======== Records supplied

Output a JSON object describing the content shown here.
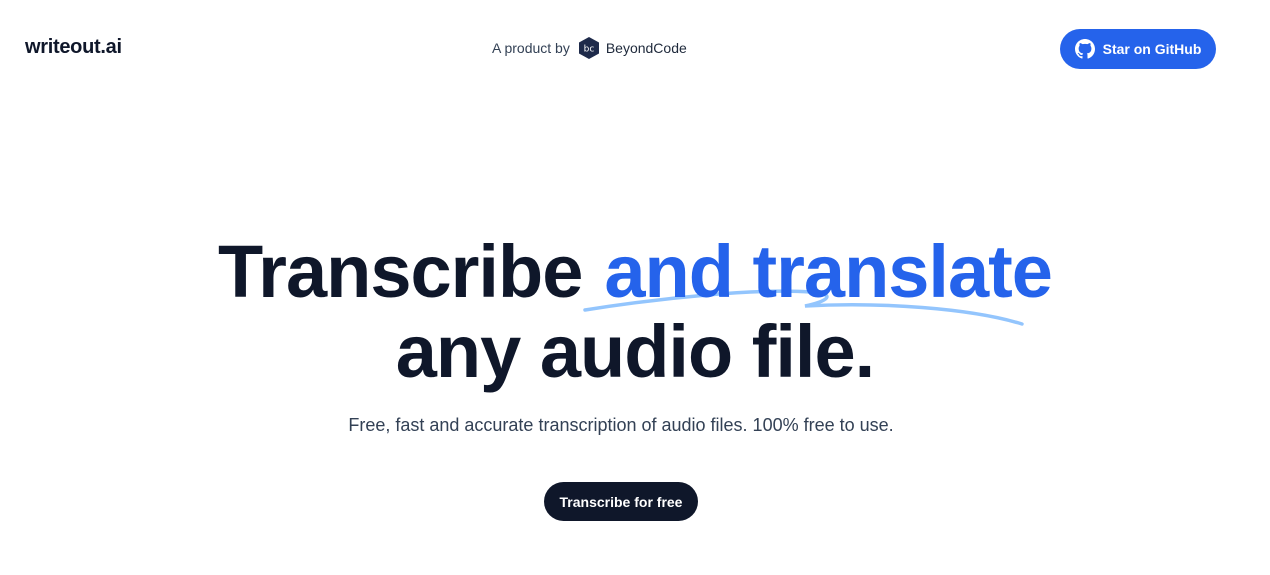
{
  "header": {
    "logo_text": "writeout.ai",
    "product_by_label": "A product by",
    "brand_name": "BeyondCode",
    "brand_badge_text": "bc",
    "github_button_label": "Star on GitHub"
  },
  "hero": {
    "title_part1": "Transcribe",
    "title_accent": "and translate",
    "title_line2": "any audio file.",
    "subtitle": "Free, fast and accurate transcription of audio files. 100% free to use.",
    "cta_label": "Transcribe for free"
  },
  "colors": {
    "accent": "#2563eb",
    "dark": "#0f172a",
    "badge": "#1e2a4a",
    "swash": "#93c5fd"
  },
  "icons": {
    "github": "github-icon",
    "brand": "beyondcode-logo-icon",
    "swash": "underline-swash-decoration"
  }
}
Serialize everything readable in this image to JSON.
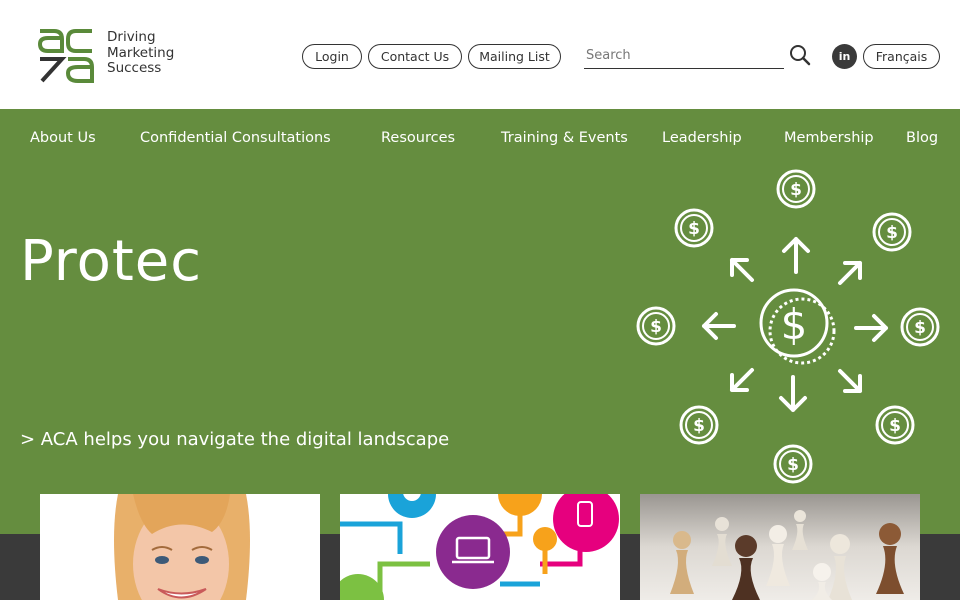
{
  "logo": {
    "lines": [
      "Driving",
      "Marketing",
      "Success"
    ]
  },
  "header": {
    "login_label": "Login",
    "contact_label": "Contact Us",
    "mailing_label": "Mailing List",
    "search_placeholder": "Search",
    "linkedin_text": "in",
    "language_label": "Français"
  },
  "nav": {
    "items": [
      "About Us",
      "Confidential Consultations",
      "Resources",
      "Training & Events",
      "Leadership",
      "Membership",
      "Blog"
    ]
  },
  "hero": {
    "title": "Protec",
    "subtitle": "> ACA helps you navigate the digital landscape",
    "dollar_symbol": "$"
  },
  "colors": {
    "brand_green": "#658d3f",
    "dark": "#3a3a3a",
    "text": "#333333"
  },
  "cards": [
    {
      "icon": "person-photo"
    },
    {
      "icon": "connected-devices-illustration"
    },
    {
      "icon": "wooden-pawns-photo"
    }
  ]
}
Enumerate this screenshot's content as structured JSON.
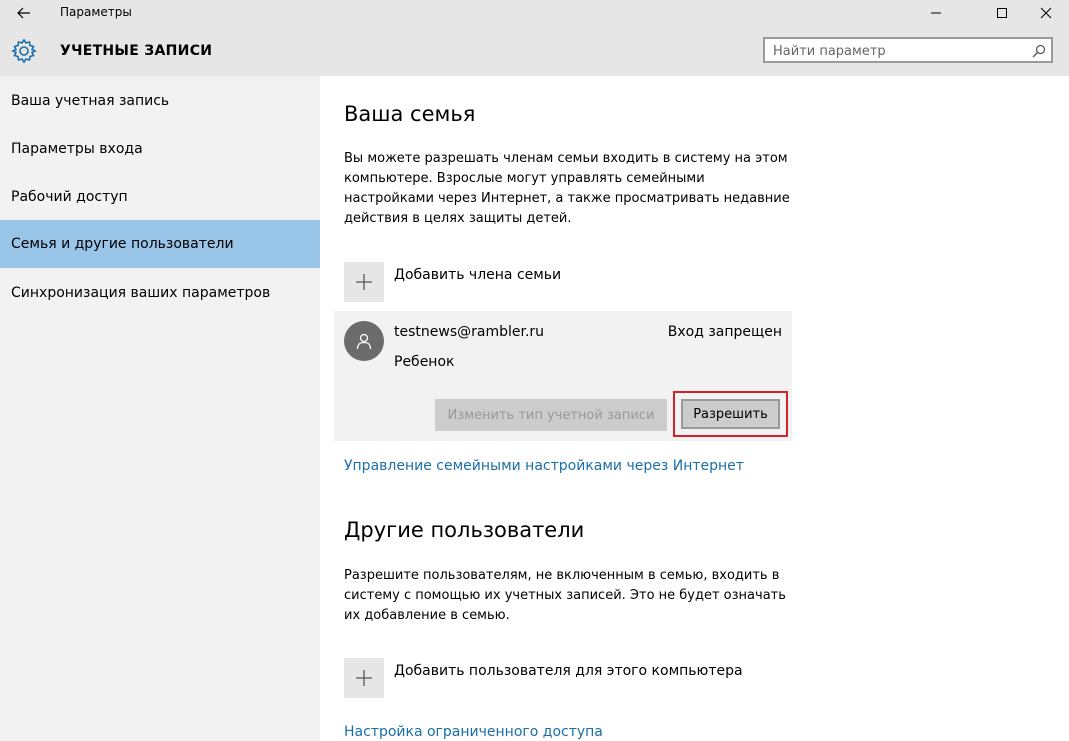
{
  "window": {
    "title": "Параметры"
  },
  "header": {
    "title": "УЧЕТНЫЕ ЗАПИСИ",
    "search_placeholder": "Найти параметр"
  },
  "sidebar": {
    "items": [
      {
        "label": "Ваша учетная запись"
      },
      {
        "label": "Параметры входа"
      },
      {
        "label": "Рабочий доступ"
      },
      {
        "label": "Семья и другие пользователи"
      },
      {
        "label": "Синхронизация ваших параметров"
      }
    ],
    "active_index": 3
  },
  "family": {
    "heading": "Ваша семья",
    "description": "Вы можете разрешать членам семьи входить в систему на этом компьютере. Взрослые могут управлять семейными настройками через Интернет, а также просматривать недавние действия в целях защиты детей.",
    "add_label": "Добавить члена семьи",
    "member": {
      "email": "testnews@rambler.ru",
      "role": "Ребенок",
      "status": "Вход запрещен",
      "change_type_label": "Изменить тип учетной записи",
      "allow_label": "Разрешить"
    },
    "manage_link": "Управление семейными настройками через Интернет"
  },
  "others": {
    "heading": "Другие пользователи",
    "description": "Разрешите пользователям, не включенным в семью, входить в систему с помощью их учетных записей. Это не будет означать их добавление в семью.",
    "add_label": "Добавить пользователя для этого компьютера",
    "restricted_link": "Настройка ограниченного доступа"
  },
  "colors": {
    "accent": "#99c5e8",
    "link": "#1a6fa8",
    "highlight_border": "#d2232a"
  }
}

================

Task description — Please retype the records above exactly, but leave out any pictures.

Exercise output —
Output a JSON object describing the content shown here.
{
  "header": {
    "logo_text": "writeout.ai",
    "product_by_label": "A product by",
    "brand_name": "BeyondCode",
    "brand_badge_text": "bc",
    "github_button_label": "Star on GitHub"
  },
  "hero": {
    "title_part1": "Transcribe",
    "title_accent": "and translate",
    "title_line2": "any audio file.",
    "subtitle": "Free, fast and accurate transcription of audio files. 100% free to use.",
    "cta_label": "Transcribe for free"
  },
  "colors": {
    "accent": "#2563eb",
    "dark": "#0f172a",
    "badge": "#1e2a4a",
    "swash": "#93c5fd"
  },
  "icons": {
    "github": "github-icon",
    "brand": "beyondcode-logo-icon",
    "swash": "underline-swash-decoration"
  }
}
Serialize everything readable in this image to JSON.
{
  "logo": {
    "lines": [
      "Driving",
      "Marketing",
      "Success"
    ]
  },
  "header": {
    "login_label": "Login",
    "contact_label": "Contact Us",
    "mailing_label": "Mailing List",
    "search_placeholder": "Search",
    "linkedin_text": "in",
    "language_label": "Français"
  },
  "nav": {
    "items": [
      "About Us",
      "Confidential Consultations",
      "Resources",
      "Training & Events",
      "Leadership",
      "Membership",
      "Blog"
    ]
  },
  "hero": {
    "title": "Protec",
    "subtitle": "> ACA helps you navigate the digital landscape",
    "dollar_symbol": "$"
  },
  "colors": {
    "brand_green": "#658d3f",
    "dark": "#3a3a3a",
    "text": "#333333"
  },
  "cards": [
    {
      "icon": "person-photo"
    },
    {
      "icon": "connected-devices-illustration"
    },
    {
      "icon": "wooden-pawns-photo"
    }
  ]
}
Enumerate this screenshot's content as structured JSON.
{
  "window": {
    "title": "Параметры"
  },
  "header": {
    "title": "УЧЕТНЫЕ ЗАПИСИ",
    "search_placeholder": "Найти параметр"
  },
  "sidebar": {
    "items": [
      {
        "label": "Ваша учетная запись"
      },
      {
        "label": "Параметры входа"
      },
      {
        "label": "Рабочий доступ"
      },
      {
        "label": "Семья и другие пользователи"
      },
      {
        "label": "Синхронизация ваших параметров"
      }
    ],
    "active_index": 3
  },
  "family": {
    "heading": "Ваша семья",
    "description": "Вы можете разрешать членам семьи входить в систему на этом компьютере. Взрослые могут управлять семейными настройками через Интернет, а также просматривать недавние действия в целях защиты детей.",
    "add_label": "Добавить члена семьи",
    "member": {
      "email": "testnews@rambler.ru",
      "role": "Ребенок",
      "status": "Вход запрещен",
      "change_type_label": "Изменить тип учетной записи",
      "allow_label": "Разрешить"
    },
    "manage_link": "Управление семейными настройками через Интернет"
  },
  "others": {
    "heading": "Другие пользователи",
    "description": "Разрешите пользователям, не включенным в семью, входить в систему с помощью их учетных записей. Это не будет означать их добавление в семью.",
    "add_label": "Добавить пользователя для этого компьютера",
    "restricted_link": "Настройка ограниченного доступа"
  },
  "colors": {
    "accent": "#99c5e8",
    "link": "#1a6fa8",
    "highlight_border": "#d2232a"
  }
}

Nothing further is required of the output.